Christopher Bowlus MD, FAASLD
Dr. Christopher Bowlus obtained his medical degree at St. Louis University and completed his postgraduate training at University of California Davis and Yale University. Dr. Bowlus is Professor of Medicine and Chief of the Division of Gastroenterology and Hepatology at UC Davis.
Dr. Bowlus conducts clinical and translational research in autoimmune liver diseases including primary biliary cholangitis and primary sclerosing cholangitis.
Cyriel Ponsioen, MD PhD
Dr. Cyriel Ponsioen works as senior staff member at the Department of Gastroenterology & Hepatology at the AMC. The focus of his clinical as well as research activities lies in inflammatory bowel disease (IBD) and primary sclerosing cholangitis (PSC). The former mainly focuses on microbiota research in IBD.
As for PSC, he has built up a research line in epidemiology, disease course, and biomarkers, and he leads a research line looking into the relationship between the gut and the biliary tree. Within the international PSC Study Group he is currently co-chair of the Working Group on Natural History and Biomarkers.
John Eaton MD
Dr. John Eaton is a transplant hepatologist with a clinical and research focus on cholestatic liver diseases with an emphasis on primary sclerosing cholangitis (PSC) and related comorbid conditions. His clinical practice involves seeing a large volume of patients with PSC and PSC complicated by cholangiocarcinoma.

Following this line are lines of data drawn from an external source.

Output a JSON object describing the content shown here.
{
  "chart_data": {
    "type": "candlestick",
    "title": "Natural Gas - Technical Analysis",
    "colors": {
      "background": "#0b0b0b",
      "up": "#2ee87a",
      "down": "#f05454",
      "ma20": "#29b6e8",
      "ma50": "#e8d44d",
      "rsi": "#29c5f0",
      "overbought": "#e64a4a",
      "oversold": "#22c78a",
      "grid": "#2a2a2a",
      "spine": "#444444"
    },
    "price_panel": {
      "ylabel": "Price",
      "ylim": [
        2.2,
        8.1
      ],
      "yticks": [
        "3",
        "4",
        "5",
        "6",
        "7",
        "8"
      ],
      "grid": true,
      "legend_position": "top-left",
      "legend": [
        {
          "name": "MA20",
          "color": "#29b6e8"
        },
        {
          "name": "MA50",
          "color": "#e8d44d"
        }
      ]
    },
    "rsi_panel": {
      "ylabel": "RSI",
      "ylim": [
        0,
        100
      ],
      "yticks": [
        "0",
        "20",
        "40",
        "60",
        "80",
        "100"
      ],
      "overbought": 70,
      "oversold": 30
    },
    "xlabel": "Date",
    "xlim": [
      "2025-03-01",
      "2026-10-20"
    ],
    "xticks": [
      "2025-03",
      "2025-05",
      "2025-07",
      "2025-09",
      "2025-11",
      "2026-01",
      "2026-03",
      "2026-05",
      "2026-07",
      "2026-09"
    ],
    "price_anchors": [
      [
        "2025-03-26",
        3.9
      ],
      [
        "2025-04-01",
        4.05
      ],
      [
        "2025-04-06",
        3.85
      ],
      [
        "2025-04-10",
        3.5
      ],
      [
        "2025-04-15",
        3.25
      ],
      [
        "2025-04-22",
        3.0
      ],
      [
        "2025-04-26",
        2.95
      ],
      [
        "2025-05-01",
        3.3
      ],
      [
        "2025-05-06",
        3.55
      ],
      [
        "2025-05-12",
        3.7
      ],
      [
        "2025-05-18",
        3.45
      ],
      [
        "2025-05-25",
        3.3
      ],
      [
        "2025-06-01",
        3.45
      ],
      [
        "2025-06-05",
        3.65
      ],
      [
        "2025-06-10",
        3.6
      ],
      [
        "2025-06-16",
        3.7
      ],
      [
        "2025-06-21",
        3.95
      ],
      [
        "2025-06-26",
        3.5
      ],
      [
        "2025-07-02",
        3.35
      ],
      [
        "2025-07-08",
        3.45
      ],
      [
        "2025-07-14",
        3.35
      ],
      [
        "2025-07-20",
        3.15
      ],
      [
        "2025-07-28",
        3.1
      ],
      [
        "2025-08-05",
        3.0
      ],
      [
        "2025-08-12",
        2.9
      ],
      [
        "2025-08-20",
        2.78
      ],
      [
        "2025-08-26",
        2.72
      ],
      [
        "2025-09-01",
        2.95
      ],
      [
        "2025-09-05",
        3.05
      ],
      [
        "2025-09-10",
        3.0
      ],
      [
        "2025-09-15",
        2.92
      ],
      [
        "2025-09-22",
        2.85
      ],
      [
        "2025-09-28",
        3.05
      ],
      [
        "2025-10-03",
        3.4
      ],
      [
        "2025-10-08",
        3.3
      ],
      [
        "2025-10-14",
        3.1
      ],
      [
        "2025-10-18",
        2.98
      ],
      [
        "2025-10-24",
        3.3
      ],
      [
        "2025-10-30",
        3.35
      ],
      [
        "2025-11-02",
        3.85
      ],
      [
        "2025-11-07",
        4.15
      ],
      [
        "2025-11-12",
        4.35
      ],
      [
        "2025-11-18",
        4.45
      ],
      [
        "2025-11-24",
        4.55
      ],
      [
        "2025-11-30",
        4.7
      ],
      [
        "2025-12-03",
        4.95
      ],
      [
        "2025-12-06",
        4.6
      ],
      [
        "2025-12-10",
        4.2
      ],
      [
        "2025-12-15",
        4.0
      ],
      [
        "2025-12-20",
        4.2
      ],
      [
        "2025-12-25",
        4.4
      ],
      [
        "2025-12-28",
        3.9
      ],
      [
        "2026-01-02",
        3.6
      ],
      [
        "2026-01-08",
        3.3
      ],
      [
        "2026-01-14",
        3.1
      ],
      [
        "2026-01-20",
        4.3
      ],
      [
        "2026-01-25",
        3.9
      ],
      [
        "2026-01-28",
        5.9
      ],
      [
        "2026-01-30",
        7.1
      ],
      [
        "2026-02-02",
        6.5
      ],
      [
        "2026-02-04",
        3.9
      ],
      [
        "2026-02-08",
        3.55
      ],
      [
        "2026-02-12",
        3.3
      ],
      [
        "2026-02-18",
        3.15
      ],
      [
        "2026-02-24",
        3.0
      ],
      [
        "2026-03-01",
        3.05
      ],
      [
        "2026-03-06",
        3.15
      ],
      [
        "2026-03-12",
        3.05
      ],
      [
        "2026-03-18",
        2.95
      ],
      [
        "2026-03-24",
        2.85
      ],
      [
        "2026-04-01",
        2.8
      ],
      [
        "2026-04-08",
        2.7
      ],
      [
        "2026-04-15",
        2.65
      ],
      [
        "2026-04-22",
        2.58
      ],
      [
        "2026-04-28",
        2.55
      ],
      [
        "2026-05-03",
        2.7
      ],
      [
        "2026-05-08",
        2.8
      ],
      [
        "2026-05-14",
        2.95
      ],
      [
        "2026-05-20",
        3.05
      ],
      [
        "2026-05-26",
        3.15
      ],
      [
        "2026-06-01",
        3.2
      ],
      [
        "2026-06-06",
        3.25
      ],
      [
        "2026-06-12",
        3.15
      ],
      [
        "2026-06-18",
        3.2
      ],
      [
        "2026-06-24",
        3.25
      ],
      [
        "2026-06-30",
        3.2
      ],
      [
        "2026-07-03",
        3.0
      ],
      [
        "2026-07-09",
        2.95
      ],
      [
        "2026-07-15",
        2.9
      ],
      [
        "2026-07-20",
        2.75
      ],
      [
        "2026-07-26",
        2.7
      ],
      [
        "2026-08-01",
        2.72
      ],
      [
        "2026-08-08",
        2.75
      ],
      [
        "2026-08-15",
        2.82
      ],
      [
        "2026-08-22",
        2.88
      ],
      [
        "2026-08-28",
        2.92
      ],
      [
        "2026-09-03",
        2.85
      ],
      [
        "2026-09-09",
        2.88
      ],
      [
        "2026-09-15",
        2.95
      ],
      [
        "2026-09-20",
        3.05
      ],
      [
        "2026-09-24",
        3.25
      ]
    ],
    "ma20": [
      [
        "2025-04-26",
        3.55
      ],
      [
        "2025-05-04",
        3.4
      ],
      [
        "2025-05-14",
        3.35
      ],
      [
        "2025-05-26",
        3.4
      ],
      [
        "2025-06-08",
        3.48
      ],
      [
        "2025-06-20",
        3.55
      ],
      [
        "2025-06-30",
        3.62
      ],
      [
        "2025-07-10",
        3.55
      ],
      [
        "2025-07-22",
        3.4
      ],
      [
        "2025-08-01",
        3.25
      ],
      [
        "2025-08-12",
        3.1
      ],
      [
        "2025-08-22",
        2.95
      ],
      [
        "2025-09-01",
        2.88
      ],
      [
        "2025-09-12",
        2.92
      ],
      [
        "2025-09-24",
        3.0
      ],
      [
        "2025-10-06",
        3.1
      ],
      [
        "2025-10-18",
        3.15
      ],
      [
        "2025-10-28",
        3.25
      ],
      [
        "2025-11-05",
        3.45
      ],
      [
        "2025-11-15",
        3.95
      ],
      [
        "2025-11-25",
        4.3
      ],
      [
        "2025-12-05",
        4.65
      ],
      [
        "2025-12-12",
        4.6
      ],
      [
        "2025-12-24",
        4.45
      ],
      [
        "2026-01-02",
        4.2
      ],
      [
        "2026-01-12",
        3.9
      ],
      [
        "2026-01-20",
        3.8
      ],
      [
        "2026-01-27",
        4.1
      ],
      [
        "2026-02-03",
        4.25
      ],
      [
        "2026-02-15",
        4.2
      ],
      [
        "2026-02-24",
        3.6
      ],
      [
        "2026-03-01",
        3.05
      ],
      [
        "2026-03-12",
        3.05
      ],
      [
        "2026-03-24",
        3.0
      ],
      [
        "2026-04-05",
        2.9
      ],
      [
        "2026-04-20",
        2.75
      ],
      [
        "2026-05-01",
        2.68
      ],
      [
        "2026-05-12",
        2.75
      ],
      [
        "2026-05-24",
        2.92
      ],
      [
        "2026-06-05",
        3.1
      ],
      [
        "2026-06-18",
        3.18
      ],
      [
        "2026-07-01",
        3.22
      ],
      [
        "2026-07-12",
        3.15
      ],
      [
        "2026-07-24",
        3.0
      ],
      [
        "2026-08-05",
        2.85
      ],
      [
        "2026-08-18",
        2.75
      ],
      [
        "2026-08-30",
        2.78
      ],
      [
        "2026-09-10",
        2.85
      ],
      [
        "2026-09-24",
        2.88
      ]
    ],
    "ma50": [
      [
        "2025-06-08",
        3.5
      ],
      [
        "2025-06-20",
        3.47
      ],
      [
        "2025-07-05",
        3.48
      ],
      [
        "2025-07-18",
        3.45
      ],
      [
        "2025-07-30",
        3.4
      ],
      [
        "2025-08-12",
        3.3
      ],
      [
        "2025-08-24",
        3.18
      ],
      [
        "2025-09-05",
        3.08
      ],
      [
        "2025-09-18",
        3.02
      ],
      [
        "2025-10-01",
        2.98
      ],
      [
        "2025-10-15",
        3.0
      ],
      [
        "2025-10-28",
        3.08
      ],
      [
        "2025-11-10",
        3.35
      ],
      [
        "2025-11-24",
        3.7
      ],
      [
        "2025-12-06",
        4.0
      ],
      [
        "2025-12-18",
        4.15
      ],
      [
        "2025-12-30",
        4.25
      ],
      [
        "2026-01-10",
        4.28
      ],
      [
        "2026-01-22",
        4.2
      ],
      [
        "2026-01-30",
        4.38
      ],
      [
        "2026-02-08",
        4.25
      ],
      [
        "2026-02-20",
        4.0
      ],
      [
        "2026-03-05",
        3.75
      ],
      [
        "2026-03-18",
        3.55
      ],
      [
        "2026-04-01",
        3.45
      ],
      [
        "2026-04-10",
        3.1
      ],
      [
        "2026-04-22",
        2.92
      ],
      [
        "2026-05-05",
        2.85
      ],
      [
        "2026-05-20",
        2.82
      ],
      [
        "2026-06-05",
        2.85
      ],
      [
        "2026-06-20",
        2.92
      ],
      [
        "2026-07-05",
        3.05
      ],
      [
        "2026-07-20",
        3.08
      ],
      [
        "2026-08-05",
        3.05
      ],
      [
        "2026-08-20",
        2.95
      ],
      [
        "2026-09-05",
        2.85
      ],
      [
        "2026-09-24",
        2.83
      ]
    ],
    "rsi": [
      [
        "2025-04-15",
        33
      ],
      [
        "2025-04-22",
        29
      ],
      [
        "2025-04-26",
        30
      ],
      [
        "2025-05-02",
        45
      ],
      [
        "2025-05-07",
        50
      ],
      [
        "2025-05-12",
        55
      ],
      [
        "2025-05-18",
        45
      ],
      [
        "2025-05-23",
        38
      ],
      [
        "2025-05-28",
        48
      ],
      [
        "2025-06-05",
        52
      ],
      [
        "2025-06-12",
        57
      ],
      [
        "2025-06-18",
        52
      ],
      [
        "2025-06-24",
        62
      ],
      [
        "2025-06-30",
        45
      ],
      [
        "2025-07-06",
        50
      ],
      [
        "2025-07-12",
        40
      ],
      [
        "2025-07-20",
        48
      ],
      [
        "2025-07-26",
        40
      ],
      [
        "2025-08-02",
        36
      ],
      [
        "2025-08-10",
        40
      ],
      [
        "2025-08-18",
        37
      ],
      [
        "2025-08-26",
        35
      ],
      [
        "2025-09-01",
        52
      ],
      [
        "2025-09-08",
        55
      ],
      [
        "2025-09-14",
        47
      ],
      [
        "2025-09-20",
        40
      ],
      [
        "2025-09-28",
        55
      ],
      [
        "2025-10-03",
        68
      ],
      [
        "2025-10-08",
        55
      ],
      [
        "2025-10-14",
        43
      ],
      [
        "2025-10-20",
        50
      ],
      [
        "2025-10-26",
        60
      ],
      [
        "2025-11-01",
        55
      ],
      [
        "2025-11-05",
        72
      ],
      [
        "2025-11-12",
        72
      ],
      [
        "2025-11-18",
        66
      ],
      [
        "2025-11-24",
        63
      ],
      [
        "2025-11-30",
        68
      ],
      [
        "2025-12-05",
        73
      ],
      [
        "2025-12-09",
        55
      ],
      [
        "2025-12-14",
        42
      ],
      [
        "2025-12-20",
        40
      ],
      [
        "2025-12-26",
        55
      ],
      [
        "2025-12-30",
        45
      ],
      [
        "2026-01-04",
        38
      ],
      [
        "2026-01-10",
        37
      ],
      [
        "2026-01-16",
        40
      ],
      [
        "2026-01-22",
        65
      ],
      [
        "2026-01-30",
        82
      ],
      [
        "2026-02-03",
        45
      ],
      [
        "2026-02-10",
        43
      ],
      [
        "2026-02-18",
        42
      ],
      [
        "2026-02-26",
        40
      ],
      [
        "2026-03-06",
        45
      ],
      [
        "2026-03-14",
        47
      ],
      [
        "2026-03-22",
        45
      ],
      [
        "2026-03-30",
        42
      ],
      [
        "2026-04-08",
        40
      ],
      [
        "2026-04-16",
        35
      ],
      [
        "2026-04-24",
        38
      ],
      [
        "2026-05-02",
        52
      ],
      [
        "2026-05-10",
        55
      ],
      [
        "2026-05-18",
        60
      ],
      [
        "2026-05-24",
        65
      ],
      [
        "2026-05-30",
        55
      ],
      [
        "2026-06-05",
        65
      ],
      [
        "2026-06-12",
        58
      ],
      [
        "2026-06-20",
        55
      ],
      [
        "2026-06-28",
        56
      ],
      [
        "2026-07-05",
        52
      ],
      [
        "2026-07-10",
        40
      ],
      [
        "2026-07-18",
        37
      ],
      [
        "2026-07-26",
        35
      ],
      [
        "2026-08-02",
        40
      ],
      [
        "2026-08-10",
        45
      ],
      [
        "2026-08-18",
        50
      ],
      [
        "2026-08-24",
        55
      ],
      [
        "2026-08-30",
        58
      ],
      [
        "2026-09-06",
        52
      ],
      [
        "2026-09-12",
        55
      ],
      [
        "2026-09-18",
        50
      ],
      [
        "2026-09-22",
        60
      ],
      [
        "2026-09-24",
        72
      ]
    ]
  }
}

Dr. Eaton’s research focus is the conduction of clinical trials and the discovery of novel biomarkers (including magnetic resonance imaging technologies) that can predict disease outcomes.
David Assis, MD
Dr. David Assis is an assistant professor of medicine in the section of Digestive Diseases at Yale University School of Medicine. His research focuses on autoimmune liver diseases including autoimmune hepatitis and primary sclerosing cholangitis, using animal models and translational approaches including early drug development for autoimmune and cholestatic liver diseases.
Dr. Assis is a steering committee member of the North American Consortium for Autoimmune Liver Diseases, and is also currently serving as secretary for the Cholestatic and Biliary Diseases SIG of the AASLD.